In the novel, Frankenstein by Mary Shelley, the theme is on how family, society, and isolation affects him. Throughout the novel the monster is constantly founded upon because of his deformation. The villagers, Felix, Victor, and several other would not give him a chance to prove to them he is not what he appears to be. The themes of family, society and isolation have to do with the monster wanted a family, the society treating him differently based on his appearance and the creature isolating himself from the world due to the reactions humankind gives him. To begin with, family is a huge part in the novel, Frankenstein by Mary Shelley because the creature strives for a true family.
In Mary Shelley’s novel, Frankenstein, Victor Frankenstein creates an intelligent monster with no name. The creature is thrust into the world to fend for itself when Victor leaves it alone in his lab. The creature has childlike tendencies because he has recently been “born”. If the creature is viewed as a child, then Victor is essentially his father. There are many times in the book where the author elluded to Victor and the creature being like father and son.
The Significance of Family in Frankenstein The role of family is a reoccurring theme throughout Mary Shelley’s epistolary novel Frankenstein and the idea that family has significant role in one's life is evident. In addition, Mary Shelley’s life is also alluded to in many ways throughout her novel such as the death of her mother and her trip to the Swiss Alps with Percy Shelley. The sequence of unfortunate events throughout the book suggest the idea that the disconnect to one's family causes emotional turmoil that he or she cannot overcome.
In Frankenstein, Mary Shelley uses the novel as a means to convey her attitude on certain scientific and moral issues of the time. She utilizes the plot of the novel to express concern surrounding scientific achievement, to put forward the notion that God should not be a passive being, and to iterate the concept that beings are not born “good” or “bad”, but rather become “good” or “bad” based on their interactions with their surroundings. In Victor Frankenstein Shelley creates a character driven by his pursuit of scientific discovery. He can be seen as an allegory to the industrial revolution that was changing the world in which Shelley lived in radical ways.
Throughout literature, abandonment is a leading cause of conflict and struggle. In Mary Shelley’s Frankenstein, Victor Frankenstein is successful in his endeavor to create life, but once he sees the life he has created he runs from it out of fear. This causes the Creature to be left all alone, which makes him grow bitter and want to take revenge on Victor by getting rid of the people in his life. The Creature kills Victor’s brother William, his best friend Clerval, and his fiancee Elizabeth. All because he had nobody to love him.
Nature versus nurture is one of our society’s oldest philosophical debates. Famous intellectuals from John Locke to Renee Descartes have contested both sides of this debate for centuries. Some believe that personal development is determined by one’s DNA, while others deem that behavioral characteristics are the results of one’s overall environment and upbringing. In the novel, Frankenstein, Mary Shelley contributes to this debate by extensively exploring the notion that an individual’s character and actions are greatly influenced by their experiences within society. Shelley reasons that the monster’s character deficiencies are due to society’s inclination to judge individuals based on appearance and Victor’s shortcomings as a parent, rather than the monster itself being intrinsically evil.

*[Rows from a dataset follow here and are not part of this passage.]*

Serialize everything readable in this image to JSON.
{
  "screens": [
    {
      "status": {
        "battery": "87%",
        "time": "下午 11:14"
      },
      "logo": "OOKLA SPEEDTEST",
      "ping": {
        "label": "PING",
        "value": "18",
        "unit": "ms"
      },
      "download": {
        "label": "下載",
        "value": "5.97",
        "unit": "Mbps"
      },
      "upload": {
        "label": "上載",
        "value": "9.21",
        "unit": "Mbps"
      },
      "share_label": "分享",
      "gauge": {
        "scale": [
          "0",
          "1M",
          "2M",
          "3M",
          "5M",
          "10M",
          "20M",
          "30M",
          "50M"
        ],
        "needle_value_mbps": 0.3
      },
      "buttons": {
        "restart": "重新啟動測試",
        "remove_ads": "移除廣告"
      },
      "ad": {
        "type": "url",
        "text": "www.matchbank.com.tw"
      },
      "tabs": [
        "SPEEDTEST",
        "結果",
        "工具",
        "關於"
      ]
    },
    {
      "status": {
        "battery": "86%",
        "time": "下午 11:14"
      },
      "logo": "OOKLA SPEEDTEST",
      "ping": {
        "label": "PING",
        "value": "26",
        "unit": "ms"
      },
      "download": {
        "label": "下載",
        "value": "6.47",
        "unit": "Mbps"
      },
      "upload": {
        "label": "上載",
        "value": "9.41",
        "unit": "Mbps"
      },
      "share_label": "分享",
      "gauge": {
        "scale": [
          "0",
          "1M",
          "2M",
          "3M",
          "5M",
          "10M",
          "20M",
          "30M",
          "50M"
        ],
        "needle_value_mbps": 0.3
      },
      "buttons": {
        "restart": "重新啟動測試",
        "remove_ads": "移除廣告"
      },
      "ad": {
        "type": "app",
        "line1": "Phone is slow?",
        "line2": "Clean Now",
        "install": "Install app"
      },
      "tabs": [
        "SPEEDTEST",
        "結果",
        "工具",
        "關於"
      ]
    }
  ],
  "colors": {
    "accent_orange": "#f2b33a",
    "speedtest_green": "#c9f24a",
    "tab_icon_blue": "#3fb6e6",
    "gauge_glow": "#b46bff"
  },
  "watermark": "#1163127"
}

Mary Shelley was twenty-one years old when she wrote Frankenstein. Therefore, the effects of her parents were still fresh. That, combined with inspiration from her literary husband, created a large theme in her novel, the role of parents. Through the lack of caring progenitors in Frankenstein, Shelley is arguing that detached parents allow for a negative upbringing, therefore urging them to be present in one's life. The first hinting of the parent theme is Victor Frankenstein’s guardians.
Right when a baby is born, they immediately begin to seek for someone to trust and provide for their basic needs. As an individual grows, they develop their own personality and characteristics, but this begs the question if a human’s personality and characteristics are determined more on nature or nurture. Which leads to the question: what characteristics make a human really a human? In Frankenstein by Mary Shelley, Victor Frankenstein creates a monster from the dead using body parts from the dead. Instantly, Victor abandons the monster who later turns to murder.
Frankenstein a classic gothic novel has a main theme of portraying advancements in technology as a bad thing, but it also contains an underlying theme that represents parental development along with a feminist perspective underlying in this representation. When Frankenstein creates his monster he without knowing it becomes involved in a parental relationship and to be frank, Frankenstein is a terrible parent, he is a deadbeat dad and a forgetful mother all in one. His lack of parent skills is a huge engine to the plot, it can be argued that if Victor parented his “child” in the slightest he may have not turned as evil as he did. The creature was forsaken by his parent and had to go elsewhere for development, without that support and love that
The Monster and the Movie Too many people the Frankenstein monster is an intelligible creature that causes terror among people. That is true in the movies, but what about in the book Shelley’s Frankenstein? Many people believe Frankenstein is the monster, or creature. If people actually read book they would know that Frankenstein is the name of the Doctor that made the creature. The name being Dr. Victor Frankenstein.